A happy kid is a bundle of positive energy and has the ability to light up everyone's spirits. Whether it is turning the house upside down or leaving a mess in their wake, their antics become part of the family anecdotes. But on the other end, a sick child is like an endless pit for draining away any positivity and happiness. Whether it is the refusal to take food or the constant whining, it is heart-breaking and unnatural to see these innocent and hapless children in such a dormant state. As a mother, I have experienced both extremes. Needless to say, I always hope for the former and try to avoid the latter. And I do take very possible measure within my reach to make this happen.
Starting with a diet that is vital for the development of his body and brain, I try to supplement it with health drinks and ayurvedic formulations. With the deteriorating environmental conditions, they are regularly exposed to pollutants and viruses that are becoming increasingly strong. And not to forget the problem of pollen allergies that is very evident in Bangalore. I believe that my child needs that 'extra' bit of care and nutrition to fight and overcome these external enemies. Hence I trust something like Dabur Chyawanprash which draws from the rich and ancient ayurvedic tradition of India and has proven 'immunomodulatory and anti-allergic potential'.

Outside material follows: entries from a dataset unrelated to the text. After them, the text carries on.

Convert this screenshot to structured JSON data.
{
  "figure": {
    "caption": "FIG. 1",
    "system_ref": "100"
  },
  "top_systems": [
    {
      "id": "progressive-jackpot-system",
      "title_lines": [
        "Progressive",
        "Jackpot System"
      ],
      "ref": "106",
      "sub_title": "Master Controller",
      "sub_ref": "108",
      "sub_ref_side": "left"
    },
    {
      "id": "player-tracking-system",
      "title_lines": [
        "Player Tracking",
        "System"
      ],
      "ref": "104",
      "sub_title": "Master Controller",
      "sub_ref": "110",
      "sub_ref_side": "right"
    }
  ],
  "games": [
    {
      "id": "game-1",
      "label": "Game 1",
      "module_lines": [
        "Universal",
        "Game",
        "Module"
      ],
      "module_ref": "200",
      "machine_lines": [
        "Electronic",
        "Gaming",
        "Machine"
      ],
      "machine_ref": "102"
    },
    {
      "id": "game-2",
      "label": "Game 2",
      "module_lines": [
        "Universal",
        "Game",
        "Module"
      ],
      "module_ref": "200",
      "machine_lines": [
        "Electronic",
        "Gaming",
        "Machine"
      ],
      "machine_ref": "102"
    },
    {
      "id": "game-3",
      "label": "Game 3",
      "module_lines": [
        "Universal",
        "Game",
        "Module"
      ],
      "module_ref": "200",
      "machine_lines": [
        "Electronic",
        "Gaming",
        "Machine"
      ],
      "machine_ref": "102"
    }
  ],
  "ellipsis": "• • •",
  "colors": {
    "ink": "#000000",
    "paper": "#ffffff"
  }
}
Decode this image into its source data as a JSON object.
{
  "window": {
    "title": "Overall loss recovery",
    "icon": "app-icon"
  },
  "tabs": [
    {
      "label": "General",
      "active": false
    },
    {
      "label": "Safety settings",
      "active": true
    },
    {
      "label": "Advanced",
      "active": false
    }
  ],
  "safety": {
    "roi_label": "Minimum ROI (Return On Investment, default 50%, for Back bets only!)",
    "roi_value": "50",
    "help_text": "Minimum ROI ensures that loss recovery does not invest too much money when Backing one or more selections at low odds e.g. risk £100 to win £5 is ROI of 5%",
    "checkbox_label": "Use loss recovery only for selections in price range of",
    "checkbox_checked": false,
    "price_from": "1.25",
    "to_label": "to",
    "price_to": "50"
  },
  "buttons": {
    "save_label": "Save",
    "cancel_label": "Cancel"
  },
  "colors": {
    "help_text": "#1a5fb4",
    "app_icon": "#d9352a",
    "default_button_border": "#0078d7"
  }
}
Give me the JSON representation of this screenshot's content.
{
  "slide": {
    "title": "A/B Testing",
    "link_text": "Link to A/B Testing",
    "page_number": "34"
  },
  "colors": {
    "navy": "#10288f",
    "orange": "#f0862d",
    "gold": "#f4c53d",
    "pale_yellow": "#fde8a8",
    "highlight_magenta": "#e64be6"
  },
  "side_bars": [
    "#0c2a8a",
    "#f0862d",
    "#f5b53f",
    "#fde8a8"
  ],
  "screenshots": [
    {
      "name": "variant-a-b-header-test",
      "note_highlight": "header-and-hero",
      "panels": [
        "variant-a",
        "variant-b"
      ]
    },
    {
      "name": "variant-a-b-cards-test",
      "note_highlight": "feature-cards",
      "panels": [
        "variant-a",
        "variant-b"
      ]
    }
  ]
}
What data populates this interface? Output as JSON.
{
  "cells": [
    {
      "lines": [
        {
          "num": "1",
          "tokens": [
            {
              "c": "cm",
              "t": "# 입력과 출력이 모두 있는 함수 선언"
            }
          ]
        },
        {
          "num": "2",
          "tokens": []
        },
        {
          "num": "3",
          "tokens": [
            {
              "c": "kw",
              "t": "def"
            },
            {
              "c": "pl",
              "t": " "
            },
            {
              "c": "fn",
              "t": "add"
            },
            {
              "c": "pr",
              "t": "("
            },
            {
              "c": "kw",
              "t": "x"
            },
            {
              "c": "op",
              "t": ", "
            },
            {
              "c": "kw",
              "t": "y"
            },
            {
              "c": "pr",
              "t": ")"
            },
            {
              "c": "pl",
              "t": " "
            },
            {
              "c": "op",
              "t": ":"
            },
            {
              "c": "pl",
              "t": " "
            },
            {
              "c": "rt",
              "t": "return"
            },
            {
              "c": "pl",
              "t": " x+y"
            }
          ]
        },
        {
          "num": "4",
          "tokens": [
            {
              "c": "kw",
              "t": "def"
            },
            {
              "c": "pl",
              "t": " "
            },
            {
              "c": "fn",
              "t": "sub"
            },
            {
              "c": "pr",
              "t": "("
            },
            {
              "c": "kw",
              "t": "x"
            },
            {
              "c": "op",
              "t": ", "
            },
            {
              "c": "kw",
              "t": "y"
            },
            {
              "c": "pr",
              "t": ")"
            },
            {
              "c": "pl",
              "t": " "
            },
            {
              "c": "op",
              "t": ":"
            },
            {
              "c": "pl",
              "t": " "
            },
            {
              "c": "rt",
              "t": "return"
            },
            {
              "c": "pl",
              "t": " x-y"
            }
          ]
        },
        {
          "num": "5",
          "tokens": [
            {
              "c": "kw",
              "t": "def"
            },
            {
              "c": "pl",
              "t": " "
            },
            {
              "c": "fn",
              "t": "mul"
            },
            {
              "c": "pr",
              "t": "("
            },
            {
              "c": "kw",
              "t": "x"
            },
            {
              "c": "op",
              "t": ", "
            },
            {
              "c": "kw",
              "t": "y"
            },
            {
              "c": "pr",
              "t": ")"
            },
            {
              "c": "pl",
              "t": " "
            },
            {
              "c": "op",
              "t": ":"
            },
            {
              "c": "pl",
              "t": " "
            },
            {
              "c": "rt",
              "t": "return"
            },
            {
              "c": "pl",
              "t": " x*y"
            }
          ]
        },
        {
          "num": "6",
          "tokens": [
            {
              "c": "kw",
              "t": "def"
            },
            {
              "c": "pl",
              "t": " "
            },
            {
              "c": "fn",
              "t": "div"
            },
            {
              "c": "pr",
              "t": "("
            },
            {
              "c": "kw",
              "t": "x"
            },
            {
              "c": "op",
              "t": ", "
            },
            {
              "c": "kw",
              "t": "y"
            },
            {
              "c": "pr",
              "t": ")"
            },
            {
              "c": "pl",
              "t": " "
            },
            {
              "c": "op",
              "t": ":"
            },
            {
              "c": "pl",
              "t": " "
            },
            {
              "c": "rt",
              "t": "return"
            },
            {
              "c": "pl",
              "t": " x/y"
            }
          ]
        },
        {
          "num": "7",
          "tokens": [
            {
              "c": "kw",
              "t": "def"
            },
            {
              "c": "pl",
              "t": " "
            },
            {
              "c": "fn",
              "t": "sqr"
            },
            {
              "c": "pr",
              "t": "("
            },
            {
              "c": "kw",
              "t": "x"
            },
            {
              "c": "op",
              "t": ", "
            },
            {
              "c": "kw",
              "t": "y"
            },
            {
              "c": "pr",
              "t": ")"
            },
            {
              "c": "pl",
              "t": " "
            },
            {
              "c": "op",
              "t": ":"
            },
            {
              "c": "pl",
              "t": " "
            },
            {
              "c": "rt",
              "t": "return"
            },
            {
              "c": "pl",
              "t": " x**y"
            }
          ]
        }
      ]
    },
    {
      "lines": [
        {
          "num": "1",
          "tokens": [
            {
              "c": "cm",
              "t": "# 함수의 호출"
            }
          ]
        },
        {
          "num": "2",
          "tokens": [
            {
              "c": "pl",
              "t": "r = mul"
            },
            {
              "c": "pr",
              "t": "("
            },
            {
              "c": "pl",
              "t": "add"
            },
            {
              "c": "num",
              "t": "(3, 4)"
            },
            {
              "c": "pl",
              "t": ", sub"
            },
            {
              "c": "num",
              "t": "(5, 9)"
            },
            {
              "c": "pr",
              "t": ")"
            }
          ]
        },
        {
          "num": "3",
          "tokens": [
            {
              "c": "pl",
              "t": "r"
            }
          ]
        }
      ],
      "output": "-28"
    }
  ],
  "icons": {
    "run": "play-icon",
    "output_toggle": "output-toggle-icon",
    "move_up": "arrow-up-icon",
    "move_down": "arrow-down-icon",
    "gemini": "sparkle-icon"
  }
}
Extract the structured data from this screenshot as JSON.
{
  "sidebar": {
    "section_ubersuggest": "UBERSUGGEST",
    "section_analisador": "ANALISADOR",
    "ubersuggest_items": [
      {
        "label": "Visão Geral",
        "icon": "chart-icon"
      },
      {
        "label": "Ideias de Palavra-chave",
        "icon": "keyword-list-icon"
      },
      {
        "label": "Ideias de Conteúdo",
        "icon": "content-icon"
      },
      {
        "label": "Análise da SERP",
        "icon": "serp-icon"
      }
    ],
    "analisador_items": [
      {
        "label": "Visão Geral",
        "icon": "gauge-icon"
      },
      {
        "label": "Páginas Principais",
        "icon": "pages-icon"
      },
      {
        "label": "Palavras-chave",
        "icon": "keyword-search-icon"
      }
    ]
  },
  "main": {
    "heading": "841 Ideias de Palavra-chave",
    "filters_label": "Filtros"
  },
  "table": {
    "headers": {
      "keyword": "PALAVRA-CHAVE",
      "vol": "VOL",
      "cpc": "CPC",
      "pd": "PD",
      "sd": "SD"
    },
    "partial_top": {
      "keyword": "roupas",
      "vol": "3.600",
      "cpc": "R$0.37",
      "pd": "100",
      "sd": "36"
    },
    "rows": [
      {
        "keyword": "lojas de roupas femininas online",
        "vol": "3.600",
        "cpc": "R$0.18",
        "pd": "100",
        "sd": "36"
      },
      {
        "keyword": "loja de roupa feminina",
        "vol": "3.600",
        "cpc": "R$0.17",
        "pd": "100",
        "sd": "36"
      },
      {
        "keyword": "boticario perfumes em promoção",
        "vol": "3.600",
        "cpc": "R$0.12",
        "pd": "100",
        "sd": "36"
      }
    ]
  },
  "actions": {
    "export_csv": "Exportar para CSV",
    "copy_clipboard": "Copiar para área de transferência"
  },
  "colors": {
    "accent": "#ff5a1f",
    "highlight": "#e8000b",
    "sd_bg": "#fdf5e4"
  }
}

I remember my mother forcing me to take 'Chyawanprash'. As a kid, I hated those white bottles with the red cap and the sketch of a sage etched in red. I think if I looked hard, I would still find a few of those in the storage room. But looking back in time, I do acknowledge that it is very helpful in keeping away/curing minor irritants like a running/itchy nose, sore throat, cough or even sneezing fits (trust me they can be really irritating if they are as bad as mine used to be). Though she would sometimes forget it during the remaining year, my mother always made sure that I took those two spoonfuls of Chyawanprash in the early winter months. 'This is the right time for building immunity', she would exclaim. And I have kept the tradition alive. 'Like mother like daughter'.
[This post is written for Dabur Chyawanprash.]